Students in 5th to 8th grades worked in small groups to replicate a structure. Then, one team member had to view the structure and explain how to build it. The challenge was in explaining how to do it IN WORDS only. The children did a great job!
Grades 4 to 8: Saving Fred the Worm
To kick off our STEM class this year, the 4th to 8th grade students had to save Fred the Worm from drowning and get him to his lifesaving raft. Each group constructed a raft and created a flowchart and a written description of the process, including the challenges they faced.
4th & 5th Grades: Catapults
Students enjoyed researching catapults and how they are built. Then, we gathered materials and built mini-catapults that could throw little candy pumpkins. As the students built their catapults, they tested and re-tested their logic and measurements. When all the small groups were finished, we tested each final product for distance and accuracy. Some of the parents were so into the project that we organized a Saturday Club during which the parents built large catapults and threw large pumpkins. We called it "Chunk'n Punkins" and invited all the grade levels to watch the final parent contest.
We want all our students -- including the youngest ones -- to practice finding answers for themselves. Watch this quick video as some Kindergarten students figure out how to close a circuit to make a light go on.
First Grade: Stop Motion Animation
Students worked in small groups to create quick stories with a beginning, a middle, and an end (an initial incident, some rising action, and a climactic moment). Then, they molded figures from clay and practiced having the figures act out the story. Next, they placed each figure in a spot, took a picture, moved the appropriate figures, took another picture, and so on, until they had a series of pictures to tell the story. Finally, they ran the pictures together to make a very short "stop motion" movie.
Grade 2: Building the Strongest Bridge
Using two plastic cups and a sheet of paper, the students built bridges. As a part of the experiment, they formed the paper into different shapes and tested each shape to see which one made the strongest bridge. To determine which bridge was strongest, the children estimated how much weight each bridge could hold. Then, they tested their estimates by placing pennies on the bridges until they broke. The students concluded that triangular-shaped bridges were the strongest.
Grade 4: Maker Space
Universities across the country are incorporating "maker spaces" into their Tech buildings. Students can use the space to make assigned projects or just to create and have fun. These spaces usually offer a huge variety of materials and equipment. Recently, in our maker space, our fourth graders enjoyed using Strawbees to practice some engineering concepts. Their joy was contagious!
Grades 6 to 8: Building Roller Coasters

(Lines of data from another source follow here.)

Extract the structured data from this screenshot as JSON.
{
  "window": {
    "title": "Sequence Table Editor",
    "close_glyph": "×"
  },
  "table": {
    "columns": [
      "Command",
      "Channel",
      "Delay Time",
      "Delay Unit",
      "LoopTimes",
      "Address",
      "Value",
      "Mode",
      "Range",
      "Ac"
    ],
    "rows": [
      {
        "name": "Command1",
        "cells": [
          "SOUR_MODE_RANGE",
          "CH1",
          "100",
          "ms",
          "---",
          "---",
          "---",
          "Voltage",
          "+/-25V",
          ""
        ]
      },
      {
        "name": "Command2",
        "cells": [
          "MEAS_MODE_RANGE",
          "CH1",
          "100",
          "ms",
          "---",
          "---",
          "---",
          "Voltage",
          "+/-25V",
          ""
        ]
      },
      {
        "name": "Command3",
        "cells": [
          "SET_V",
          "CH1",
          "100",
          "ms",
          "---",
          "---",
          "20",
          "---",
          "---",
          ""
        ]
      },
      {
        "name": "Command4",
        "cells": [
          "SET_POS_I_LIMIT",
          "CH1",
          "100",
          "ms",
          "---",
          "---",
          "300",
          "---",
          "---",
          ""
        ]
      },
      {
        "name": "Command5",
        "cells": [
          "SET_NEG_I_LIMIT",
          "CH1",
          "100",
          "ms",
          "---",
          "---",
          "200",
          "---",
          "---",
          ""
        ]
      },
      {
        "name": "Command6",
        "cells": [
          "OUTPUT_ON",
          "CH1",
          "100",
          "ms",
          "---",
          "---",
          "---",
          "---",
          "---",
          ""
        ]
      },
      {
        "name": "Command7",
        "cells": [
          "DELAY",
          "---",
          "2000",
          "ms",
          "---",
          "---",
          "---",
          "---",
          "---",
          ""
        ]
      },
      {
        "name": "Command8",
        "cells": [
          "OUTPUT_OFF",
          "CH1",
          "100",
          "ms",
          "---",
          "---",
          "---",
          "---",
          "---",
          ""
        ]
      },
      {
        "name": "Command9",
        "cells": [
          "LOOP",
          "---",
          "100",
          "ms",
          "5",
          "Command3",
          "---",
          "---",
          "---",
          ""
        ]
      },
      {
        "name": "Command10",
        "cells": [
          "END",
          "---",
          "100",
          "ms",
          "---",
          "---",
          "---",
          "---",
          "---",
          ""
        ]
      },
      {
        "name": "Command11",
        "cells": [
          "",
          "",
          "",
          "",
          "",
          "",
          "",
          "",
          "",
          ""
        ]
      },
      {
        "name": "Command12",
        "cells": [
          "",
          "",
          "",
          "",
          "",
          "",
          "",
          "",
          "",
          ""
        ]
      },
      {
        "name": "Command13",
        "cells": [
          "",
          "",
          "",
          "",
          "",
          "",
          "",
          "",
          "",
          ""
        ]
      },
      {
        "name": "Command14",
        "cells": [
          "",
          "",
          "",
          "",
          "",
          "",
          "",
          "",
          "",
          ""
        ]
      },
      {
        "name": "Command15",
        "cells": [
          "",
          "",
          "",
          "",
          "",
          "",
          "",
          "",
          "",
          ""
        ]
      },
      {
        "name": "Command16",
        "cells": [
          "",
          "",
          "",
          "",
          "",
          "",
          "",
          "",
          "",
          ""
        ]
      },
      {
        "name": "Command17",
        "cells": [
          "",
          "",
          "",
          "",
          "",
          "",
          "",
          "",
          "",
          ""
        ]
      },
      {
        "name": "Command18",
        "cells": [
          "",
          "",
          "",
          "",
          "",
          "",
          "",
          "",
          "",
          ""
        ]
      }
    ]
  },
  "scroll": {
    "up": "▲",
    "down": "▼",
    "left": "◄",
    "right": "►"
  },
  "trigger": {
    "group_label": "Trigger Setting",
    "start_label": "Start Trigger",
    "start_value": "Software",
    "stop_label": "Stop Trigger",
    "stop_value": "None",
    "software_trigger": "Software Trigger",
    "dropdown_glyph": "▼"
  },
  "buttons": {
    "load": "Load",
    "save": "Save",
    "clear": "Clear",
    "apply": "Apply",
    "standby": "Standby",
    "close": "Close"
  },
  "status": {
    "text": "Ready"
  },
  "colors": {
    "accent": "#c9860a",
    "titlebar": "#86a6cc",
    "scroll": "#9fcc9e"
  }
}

Students worked in pairs to create paper roller coasters. Each coaster included at least one original element. Then, the students calculated the potential energy and the kinetic energy of their rolling marbles. Later, the students went on an overnight field trip to Cedar Point, where they took a class on the engineering behind roller coasters and spent a day on the rides.
Grades 1 to 8: Coding
Students worked hard to complete 20 one-hour modules of computer coding. Although some of the hours were online tutorials, we also had many “unplugged” hours. For example, we learned to line dance the Cupid Shuffle, which helped us understand the concept of looping in code. To learn about debugging and the pressure of deadlines, we played a relay game in which teams had to write one line of graph code at a time and debug the mistakes the teammates made. In the end, although the online hours made us use our brains, the physical activities were fun, and we all learned a lot about computer programming.